1. Price properties below the comparable sales
Declining prices make obtaining an accurate CMA difficult. For example, assume that a seller’s property is currently worth $400,000, and they decide to list it for $420,000. If the property is declining at an annual rate of 8 percent per year ($33,600), then the seller’s property 180 days ($16,800) from now is only worth $383,200.
If they reduce their list price to $410,000, they’re now overpriced by $26,800 rather than $20,000. If the property didn’t sell when it was priced at $20,000 over market, then it’s even less like to sell when it is $26,800 over the market value, especially if prices are continuing to fall.
To avoid this trap, list the property below the comparable sales. The reason for this is simple — today’s comparable sales represent what the prices were 60 to 90 days ago. If the market is declining, then the property is actually worth less than the comparable sales suggest.
2. Avoid letting the sellers ‘test the market’
Persuading your sellers to be realistic is challenging in any market. This is especially true when the market has been very good and is now transitioning into a buyer’s market. As a result, sellers often want to “test the market.” This is a huge mistake, as you can see from the example above.
Many sellers mistakenly believe that the initial activity on their property will continue throughout the listing period. Nothing could be further from the truth.
When they first list their property, there is pent-up demand among the current buyers who haven’t found a property. Once this initial surge ceases, showings will be limited to new buyers coming into the marketplace.
Missing this initial “honeymoon period,” which normally lasts the first 21 days a property is listed, usually results in longer market time and a substantially lower price. Do everything within your power to keep sellers from making this costly mistake.
3. For price reductions, use a chainsaw instead of nail clippers
When property values are declining, reducing the price to the current market value is not sufficient. Instead, you must be slightly below market value to sell the property. To persuade the sellers about the wisdom of this approach, show them how much they lose each month they hold their property.
Here’s how this works. Assume that a seller is paying $3,000 per month in principal, interest, taxes and insurance (PITI) and that the prices are decreasing by $1,000 per month. The actual cost to the seller of not being accurately priced is $4,000 per month ($3,000 in PITI + $1,000 in depreciation).
4. Tap into the seller’s motivation to sell
In a declining market, many people are selling because they must. It may be a divorce, financial difficulties, a job transfer or some other event where the seller has no choice. An important part of providing the seller with excellent service is to understand their motivation.

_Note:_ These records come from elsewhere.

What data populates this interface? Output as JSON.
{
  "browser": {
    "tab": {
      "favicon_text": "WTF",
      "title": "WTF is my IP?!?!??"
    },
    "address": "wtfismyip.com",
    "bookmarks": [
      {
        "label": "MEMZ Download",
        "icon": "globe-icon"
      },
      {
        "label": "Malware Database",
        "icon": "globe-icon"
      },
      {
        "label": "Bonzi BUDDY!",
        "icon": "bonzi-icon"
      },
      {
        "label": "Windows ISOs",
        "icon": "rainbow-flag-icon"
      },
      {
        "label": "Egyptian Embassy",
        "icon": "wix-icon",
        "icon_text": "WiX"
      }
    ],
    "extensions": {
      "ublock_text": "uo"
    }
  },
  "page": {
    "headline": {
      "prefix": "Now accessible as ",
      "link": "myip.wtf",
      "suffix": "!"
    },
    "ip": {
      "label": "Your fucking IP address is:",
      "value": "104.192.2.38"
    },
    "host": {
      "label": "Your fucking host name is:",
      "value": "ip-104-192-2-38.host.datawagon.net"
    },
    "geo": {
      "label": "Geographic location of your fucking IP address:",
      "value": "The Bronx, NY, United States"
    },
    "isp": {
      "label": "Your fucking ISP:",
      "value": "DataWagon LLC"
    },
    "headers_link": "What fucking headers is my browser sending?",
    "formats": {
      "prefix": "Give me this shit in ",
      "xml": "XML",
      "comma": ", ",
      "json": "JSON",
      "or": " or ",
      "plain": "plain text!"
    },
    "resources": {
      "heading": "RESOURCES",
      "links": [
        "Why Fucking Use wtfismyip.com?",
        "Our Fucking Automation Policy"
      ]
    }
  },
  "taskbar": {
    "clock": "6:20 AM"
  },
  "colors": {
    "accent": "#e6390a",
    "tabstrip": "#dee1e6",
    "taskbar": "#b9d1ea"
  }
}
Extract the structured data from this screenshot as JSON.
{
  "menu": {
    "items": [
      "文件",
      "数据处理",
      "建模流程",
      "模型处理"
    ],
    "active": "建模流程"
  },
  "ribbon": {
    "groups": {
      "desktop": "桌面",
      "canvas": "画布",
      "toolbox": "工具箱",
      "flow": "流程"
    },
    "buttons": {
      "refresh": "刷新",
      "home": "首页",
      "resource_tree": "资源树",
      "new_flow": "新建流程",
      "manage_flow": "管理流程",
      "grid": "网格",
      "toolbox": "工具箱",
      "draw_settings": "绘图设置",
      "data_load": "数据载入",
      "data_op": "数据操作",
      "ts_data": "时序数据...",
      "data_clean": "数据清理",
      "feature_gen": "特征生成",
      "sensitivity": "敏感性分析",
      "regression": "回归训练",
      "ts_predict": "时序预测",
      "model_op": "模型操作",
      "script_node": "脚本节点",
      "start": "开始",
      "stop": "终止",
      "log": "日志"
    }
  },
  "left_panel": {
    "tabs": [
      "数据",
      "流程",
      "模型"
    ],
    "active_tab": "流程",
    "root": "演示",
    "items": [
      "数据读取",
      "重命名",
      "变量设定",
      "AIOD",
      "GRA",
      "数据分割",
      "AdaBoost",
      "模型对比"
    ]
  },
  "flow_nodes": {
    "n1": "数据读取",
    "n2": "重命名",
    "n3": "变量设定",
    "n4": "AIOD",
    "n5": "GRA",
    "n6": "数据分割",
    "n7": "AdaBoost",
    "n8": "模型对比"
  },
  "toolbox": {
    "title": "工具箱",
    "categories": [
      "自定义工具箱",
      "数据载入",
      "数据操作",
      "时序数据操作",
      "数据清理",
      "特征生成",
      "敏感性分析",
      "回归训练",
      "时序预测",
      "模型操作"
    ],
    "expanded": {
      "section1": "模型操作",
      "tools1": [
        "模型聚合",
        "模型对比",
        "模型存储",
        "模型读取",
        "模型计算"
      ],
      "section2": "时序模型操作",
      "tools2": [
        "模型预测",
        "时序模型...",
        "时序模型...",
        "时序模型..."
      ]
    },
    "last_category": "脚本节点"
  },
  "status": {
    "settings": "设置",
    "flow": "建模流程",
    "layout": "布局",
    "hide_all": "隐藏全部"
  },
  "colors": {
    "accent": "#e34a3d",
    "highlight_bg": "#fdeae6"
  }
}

While sellers’ markets are difficult for buyers because prices are constantly climbing, buyers’ markets are tough on sellers because prices are declining. If the sellers have to sell and are reluctant to accept a reasonable offer, you can ask, “Which is more important, getting on with your life or waiting for the real estate market to improve?”
5. Making money when trading up
If the sellers are purchasing a more expensive home, remind them that they will be making additional money on the deal. For example, the owner of a home worth $300,000 who experiences a 5 percent price decline will see a $15,000 reduction in value.
If that same individual is purchasing a $600,000 home, that home will experience a $30,000 reduction in value. Thus, the seller comes out $15,000 ahead. In fact, the higher price ranges usually experience greater drops than entry-level homes.
Helping your clients understand the psychology of a changing market will make the job of selling their home much easier. More importantly, it can save your clients plenty of money while also helping you to make sure your commission income stays strong.
Bernice Ross, president and CEO of BrokerageUP and RealEstateC